Every record below must come back exactly as given.

══════

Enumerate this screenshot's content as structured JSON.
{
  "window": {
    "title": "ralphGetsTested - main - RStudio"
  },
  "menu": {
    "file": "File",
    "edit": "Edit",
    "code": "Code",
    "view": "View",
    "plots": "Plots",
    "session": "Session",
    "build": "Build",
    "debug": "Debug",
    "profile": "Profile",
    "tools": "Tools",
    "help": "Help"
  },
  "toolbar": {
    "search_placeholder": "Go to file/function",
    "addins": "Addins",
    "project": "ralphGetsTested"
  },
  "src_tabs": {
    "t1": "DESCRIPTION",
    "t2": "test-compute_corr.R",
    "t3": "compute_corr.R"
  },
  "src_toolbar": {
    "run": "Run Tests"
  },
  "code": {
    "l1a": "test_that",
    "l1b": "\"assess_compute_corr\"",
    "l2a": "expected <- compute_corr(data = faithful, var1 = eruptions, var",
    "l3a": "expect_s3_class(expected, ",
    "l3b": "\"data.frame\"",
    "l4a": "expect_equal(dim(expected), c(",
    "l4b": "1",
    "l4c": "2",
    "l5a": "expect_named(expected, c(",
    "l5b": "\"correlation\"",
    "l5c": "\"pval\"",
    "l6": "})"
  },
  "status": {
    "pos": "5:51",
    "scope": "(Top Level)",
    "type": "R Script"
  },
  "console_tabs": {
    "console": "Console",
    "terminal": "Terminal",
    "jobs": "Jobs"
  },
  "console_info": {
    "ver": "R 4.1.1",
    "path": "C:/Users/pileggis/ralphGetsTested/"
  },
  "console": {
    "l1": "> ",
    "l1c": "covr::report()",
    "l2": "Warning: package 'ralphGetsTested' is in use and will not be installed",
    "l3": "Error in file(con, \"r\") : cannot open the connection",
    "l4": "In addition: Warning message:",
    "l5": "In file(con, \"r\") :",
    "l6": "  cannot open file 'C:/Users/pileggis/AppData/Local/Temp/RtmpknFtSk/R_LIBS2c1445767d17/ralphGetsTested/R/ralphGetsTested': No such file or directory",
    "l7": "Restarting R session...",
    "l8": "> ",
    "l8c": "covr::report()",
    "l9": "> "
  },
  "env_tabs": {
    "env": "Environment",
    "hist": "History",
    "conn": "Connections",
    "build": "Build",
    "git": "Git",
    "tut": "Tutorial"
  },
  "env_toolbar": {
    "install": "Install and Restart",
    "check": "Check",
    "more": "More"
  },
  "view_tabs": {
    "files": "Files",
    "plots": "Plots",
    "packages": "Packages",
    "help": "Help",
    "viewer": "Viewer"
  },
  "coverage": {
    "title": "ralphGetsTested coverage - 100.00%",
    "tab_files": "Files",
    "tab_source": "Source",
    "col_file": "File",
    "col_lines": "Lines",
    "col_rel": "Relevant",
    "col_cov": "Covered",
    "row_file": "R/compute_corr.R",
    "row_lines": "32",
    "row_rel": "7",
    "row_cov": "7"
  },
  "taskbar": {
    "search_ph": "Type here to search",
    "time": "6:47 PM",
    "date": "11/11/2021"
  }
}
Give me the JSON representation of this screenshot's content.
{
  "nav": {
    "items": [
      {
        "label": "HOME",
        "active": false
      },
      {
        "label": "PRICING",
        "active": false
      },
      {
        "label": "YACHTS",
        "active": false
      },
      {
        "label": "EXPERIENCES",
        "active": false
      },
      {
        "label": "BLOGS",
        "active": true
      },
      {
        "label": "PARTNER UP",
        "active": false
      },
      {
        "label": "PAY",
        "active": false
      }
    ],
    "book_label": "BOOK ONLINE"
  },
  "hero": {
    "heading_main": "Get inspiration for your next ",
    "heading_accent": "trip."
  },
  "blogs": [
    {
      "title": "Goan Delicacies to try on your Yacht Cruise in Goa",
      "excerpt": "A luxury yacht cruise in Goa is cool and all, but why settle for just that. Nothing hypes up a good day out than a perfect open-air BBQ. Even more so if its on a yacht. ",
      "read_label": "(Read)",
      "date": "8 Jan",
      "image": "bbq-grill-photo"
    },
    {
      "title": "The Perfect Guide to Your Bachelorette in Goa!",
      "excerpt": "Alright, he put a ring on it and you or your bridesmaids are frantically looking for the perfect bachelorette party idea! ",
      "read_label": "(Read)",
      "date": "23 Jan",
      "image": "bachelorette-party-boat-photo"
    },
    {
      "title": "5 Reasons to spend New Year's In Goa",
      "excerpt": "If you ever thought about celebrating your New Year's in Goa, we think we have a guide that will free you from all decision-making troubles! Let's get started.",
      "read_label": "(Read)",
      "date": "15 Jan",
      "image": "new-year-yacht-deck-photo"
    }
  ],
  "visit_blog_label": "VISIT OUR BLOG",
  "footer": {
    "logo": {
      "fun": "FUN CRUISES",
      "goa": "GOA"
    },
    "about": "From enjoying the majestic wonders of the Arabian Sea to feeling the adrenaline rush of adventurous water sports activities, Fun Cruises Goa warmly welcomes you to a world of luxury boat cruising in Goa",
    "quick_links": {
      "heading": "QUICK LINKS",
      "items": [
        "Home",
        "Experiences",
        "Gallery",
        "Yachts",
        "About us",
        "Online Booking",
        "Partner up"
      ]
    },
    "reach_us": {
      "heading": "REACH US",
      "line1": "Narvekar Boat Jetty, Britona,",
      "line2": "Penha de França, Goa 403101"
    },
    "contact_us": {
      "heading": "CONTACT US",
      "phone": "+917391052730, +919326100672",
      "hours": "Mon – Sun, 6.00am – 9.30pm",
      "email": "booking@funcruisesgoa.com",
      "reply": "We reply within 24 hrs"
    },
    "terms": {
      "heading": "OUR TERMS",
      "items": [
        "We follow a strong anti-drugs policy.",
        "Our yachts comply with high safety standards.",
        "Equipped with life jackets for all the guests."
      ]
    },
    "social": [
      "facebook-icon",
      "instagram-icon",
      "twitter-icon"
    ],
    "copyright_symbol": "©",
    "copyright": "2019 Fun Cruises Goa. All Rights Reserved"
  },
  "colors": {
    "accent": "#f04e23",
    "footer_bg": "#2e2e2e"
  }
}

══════

▸ SOLUTION TO THE EXERCISE
Enumerate this screenshot's content as structured JSON.
{
  "window": {
    "title": "ralphGetsTested - main - RStudio"
  },
  "menu": {
    "file": "File",
    "edit": "Edit",
    "code": "Code",
    "view": "View",
    "plots": "Plots",
    "session": "Session",
    "build": "Build",
    "debug": "Debug",
    "profile": "Profile",
    "tools": "Tools",
    "help": "Help"
  },
  "toolbar": {
    "search_placeholder": "Go to file/function",
    "addins": "Addins",
    "project": "ralphGetsTested"
  },
  "src_tabs": {
    "t1": "DESCRIPTION",
    "t2": "test-compute_corr.R",
    "t3": "compute_corr.R"
  },
  "src_toolbar": {
    "run": "Run Tests"
  },
  "code": {
    "l1a": "test_that",
    "l1b": "\"assess_compute_corr\"",
    "l2a": "expected <- compute_corr(data = faithful, var1 = eruptions, var",
    "l3a": "expect_s3_class(expected, ",
    "l3b": "\"data.frame\"",
    "l4a": "expect_equal(dim(expected), c(",
    "l4b": "1",
    "l4c": "2",
    "l5a": "expect_named(expected, c(",
    "l5b": "\"correlation\"",
    "l5c": "\"pval\"",
    "l6": "})"
  },
  "status": {
    "pos": "5:51",
    "scope": "(Top Level)",
    "type": "R Script"
  },
  "console_tabs": {
    "console": "Console",
    "terminal": "Terminal",
    "jobs": "Jobs"
  },
  "console_info": {
    "ver": "R 4.1.1",
    "path": "C:/Users/pileggis/ralphGetsTested/"
  },
  "console": {
    "l1": "> ",
    "l1c": "covr::report()",
    "l2": "Warning: package 'ralphGetsTested' is in use and will not be installed",
    "l3": "Error in file(con, \"r\") : cannot open the connection",
    "l4": "In addition: Warning message:",
    "l5": "In file(con, \"r\") :",
    "l6": "  cannot open file 'C:/Users/pileggis/AppData/Local/Temp/RtmpknFtSk/R_LIBS2c1445767d17/ralphGetsTested/R/ralphGetsTested': No such file or directory",
    "l7": "Restarting R session...",
    "l8": "> ",
    "l8c": "covr::report()",
    "l9": "> "
  },
  "env_tabs": {
    "env": "Environment",
    "hist": "History",
    "conn": "Connections",
    "build": "Build",
    "git": "Git",
    "tut": "Tutorial"
  },
  "env_toolbar": {
    "install": "Install and Restart",
    "check": "Check",
    "more": "More"
  },
  "view_tabs": {
    "files": "Files",
    "plots": "Plots",
    "packages": "Packages",
    "help": "Help",
    "viewer": "Viewer"
  },
  "coverage": {
    "title": "ralphGetsTested coverage - 100.00%",
    "tab_files": "Files",
    "tab_source": "Source",
    "col_file": "File",
    "col_lines": "Lines",
    "col_rel": "Relevant",
    "col_cov": "Covered",
    "row_file": "R/compute_corr.R",
    "row_lines": "32",
    "row_rel": "7",
    "row_cov": "7"
  },
  "taskbar": {
    "search_ph": "Type here to search",
    "time": "6:47 PM",
    "date": "11/11/2021"
  }
}
Give me the JSON representation of this screenshot's content.
{
  "nav": {
    "items": [
      {
        "label": "HOME",
        "active": false
      },
      {
        "label": "PRICING",
        "active": false
      },
      {
        "label": "YACHTS",
        "active": false
      },
      {
        "label": "EXPERIENCES",
        "active": false
      },
      {
        "label": "BLOGS",
        "active": true
      },
      {
        "label": "PARTNER UP",
        "active": false
      },
      {
        "label": "PAY",
        "active": false
      }
    ],
    "book_label": "BOOK ONLINE"
  },
  "hero": {
    "heading_main": "Get inspiration for your next ",
    "heading_accent": "trip."
  },
  "blogs": [
    {
      "title": "Goan Delicacies to try on your Yacht Cruise in Goa",
      "excerpt": "A luxury yacht cruise in Goa is cool and all, but why settle for just that. Nothing hypes up a good day out than a perfect open-air BBQ. Even more so if its on a yacht. ",
      "read_label": "(Read)",
      "date": "8 Jan",
      "image": "bbq-grill-photo"
    },
    {
      "title": "The Perfect Guide to Your Bachelorette in Goa!",
      "excerpt": "Alright, he put a ring on it and you or your bridesmaids are frantically looking for the perfect bachelorette party idea! ",
      "read_label": "(Read)",
      "date": "23 Jan",
      "image": "bachelorette-party-boat-photo"
    },
    {
      "title": "5 Reasons to spend New Year's In Goa",
      "excerpt": "If you ever thought about celebrating your New Year's in Goa, we think we have a guide that will free you from all decision-making troubles! Let's get started.",
      "read_label": "(Read)",
      "date": "15 Jan",
      "image": "new-year-yacht-deck-photo"
    }
  ],
  "visit_blog_label": "VISIT OUR BLOG",
  "footer": {
    "logo": {
      "fun": "FUN CRUISES",
      "goa": "GOA"
    },
    "about": "From enjoying the majestic wonders of the Arabian Sea to feeling the adrenaline rush of adventurous water sports activities, Fun Cruises Goa warmly welcomes you to a world of luxury boat cruising in Goa",
    "quick_links": {
      "heading": "QUICK LINKS",
      "items": [
        "Home",
        "Experiences",
        "Gallery",
        "Yachts",
        "About us",
        "Online Booking",
        "Partner up"
      ]
    },
    "reach_us": {
      "heading": "REACH US",
      "line1": "Narvekar Boat Jetty, Britona,",
      "line2": "Penha de França, Goa 403101"
    },
    "contact_us": {
      "heading": "CONTACT US",
      "phone": "+917391052730, +919326100672",
      "hours": "Mon – Sun, 6.00am – 9.30pm",
      "email": "booking@funcruisesgoa.com",
      "reply": "We reply within 24 hrs"
    },
    "terms": {
      "heading": "OUR TERMS",
      "items": [
        "We follow a strong anti-drugs policy.",
        "Our yachts comply with high safety standards.",
        "Equipped with life jackets for all the guests."
      ]
    },
    "social": [
      "facebook-icon",
      "instagram-icon",
      "twitter-icon"
    ],
    "copyright_symbol": "©",
    "copyright": "2019 Fun Cruises Goa. All Rights Reserved"
  },
  "colors": {
    "accent": "#f04e23",
    "footer_bg": "#2e2e2e"
  }
}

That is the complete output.